It began as “a very loving and joking one-up-manship,” says Joshua Drew, an ecologist at Columbia University. The question was simple: Who gets to work in more beautiful places? The challenge: Prove it.
Thus, #fieldworkfaceoff was on.
In the summer, when the academic calendar releases them from the classroom, scientists head to the field. This is their chance to observe firsthand the bit of the world that they’re trying to understand. Fieldwork isn’t glamorous: scientists often find themselves alternating between sprints of manic work and stretches of necessary boredom, while on a budget and in less than comfortable quarters.
But then there are moments like these:
The swing between the highs and lows of fieldwork can be breathtaking. “You can go from horribly wrong—I’ve wasted $10,000 worth of money—to waking up in the morning and feeling like the luckiest person in the world to be working in a place like this,” says Drew. Last year on social media, scientists went through a collective airing of their most embarrassing fieldwork experiences, under the label #fieldworkfail. It was so popular there will soon be an illustrated book featuring some of the best.

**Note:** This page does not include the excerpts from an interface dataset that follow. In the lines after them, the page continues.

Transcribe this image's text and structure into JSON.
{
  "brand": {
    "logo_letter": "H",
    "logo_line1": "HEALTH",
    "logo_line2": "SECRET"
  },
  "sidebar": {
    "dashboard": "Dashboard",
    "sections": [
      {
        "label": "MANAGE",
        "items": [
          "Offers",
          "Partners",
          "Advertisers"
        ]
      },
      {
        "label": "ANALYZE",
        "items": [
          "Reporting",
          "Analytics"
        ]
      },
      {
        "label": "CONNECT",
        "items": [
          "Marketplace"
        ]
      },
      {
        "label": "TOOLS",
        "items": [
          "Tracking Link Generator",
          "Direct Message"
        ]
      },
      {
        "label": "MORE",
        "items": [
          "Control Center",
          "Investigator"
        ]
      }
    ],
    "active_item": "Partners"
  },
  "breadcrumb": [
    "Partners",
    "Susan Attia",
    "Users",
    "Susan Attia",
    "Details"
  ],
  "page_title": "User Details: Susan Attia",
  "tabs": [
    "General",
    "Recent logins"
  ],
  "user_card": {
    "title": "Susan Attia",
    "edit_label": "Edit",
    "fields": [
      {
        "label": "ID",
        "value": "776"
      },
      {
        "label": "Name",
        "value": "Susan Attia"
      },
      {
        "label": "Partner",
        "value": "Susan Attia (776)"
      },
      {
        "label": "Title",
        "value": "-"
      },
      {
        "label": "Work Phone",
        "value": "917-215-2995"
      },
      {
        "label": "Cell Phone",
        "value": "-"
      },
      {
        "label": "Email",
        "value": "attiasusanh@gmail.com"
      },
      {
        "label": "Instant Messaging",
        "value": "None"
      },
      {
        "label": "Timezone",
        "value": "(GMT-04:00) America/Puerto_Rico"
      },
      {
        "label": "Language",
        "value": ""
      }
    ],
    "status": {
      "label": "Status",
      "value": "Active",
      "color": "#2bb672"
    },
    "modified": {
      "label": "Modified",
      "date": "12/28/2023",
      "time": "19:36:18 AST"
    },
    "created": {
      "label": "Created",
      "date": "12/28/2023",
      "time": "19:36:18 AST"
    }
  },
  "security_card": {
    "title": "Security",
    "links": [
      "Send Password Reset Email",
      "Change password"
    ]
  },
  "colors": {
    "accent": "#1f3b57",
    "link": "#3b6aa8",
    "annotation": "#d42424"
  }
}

Anne Hilborn, an ecologist who studies the interaction between predator and prey, was one of originators of #fieldworkfail and still has a prime example, featuring cheetah poop, pinned to the top of her Twitter timeline. “There’s something attractive about ridiculous stories of people doing dangerous things,” she says.
With #fieldworkfail, decades of experiences and stories came pouring out, at once. The joys of #fieldworkfaceoff are different. This new Twitter game, of cheeky “my field site is better than yours” posts, began Drew says, because he “wanted to highlight that it’s not all cheetah butts.”
There’s also that element of fun, adventure, and straight up beauty:
“It’s a nice way to show daily life, and the wins and the losses at the same time,” Hilborn says. For example:
In this past, these moments might have passed by, or if they were documented, been piled with the dump of data that scientists brought with them back to “real life.” Increasingly, though, even remote field sites have wireless hotspots, and it’s as easy and tempting to share the moments of great science life as it is for anyone on vacation. Plus, as much as scientists might like brag a little about their own field sites, they also like getting a glimpse of the work others are doing.
Also—perhaps most importantly—“it helps with the boredom,” says Hilborn.